EXERCISE AIM ▸ Which lines of the data contain the string "true"? Copy every one of them.

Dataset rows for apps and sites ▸
Segment Open

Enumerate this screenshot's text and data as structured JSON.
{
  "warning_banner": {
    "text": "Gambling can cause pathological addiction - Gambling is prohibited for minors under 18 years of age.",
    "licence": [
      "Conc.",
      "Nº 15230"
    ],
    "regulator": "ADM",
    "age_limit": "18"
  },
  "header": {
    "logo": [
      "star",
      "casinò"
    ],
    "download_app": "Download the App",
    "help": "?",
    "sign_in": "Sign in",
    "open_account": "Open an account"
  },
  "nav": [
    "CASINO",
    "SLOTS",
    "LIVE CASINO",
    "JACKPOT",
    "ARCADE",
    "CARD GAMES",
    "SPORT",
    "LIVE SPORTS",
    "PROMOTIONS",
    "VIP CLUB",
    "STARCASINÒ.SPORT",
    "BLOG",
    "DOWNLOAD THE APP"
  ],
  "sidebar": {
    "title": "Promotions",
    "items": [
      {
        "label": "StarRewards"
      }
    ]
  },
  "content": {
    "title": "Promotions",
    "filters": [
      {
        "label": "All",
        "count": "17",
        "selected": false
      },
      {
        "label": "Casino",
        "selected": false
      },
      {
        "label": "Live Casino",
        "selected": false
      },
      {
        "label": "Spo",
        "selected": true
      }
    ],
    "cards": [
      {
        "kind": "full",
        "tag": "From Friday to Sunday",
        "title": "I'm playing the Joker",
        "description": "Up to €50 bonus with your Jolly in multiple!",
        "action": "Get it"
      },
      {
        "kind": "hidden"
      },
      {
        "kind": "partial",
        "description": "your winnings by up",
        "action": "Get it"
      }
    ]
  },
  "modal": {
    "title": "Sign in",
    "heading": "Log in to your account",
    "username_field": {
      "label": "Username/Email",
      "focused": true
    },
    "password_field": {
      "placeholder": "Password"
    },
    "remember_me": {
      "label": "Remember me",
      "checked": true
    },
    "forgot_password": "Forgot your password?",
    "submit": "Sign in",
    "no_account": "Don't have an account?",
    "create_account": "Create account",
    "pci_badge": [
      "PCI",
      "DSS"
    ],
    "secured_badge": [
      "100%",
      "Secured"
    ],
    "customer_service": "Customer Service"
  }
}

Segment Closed

EXERCISE ANSWER ▸
        "selected": true
      "focused": true
      "checked": true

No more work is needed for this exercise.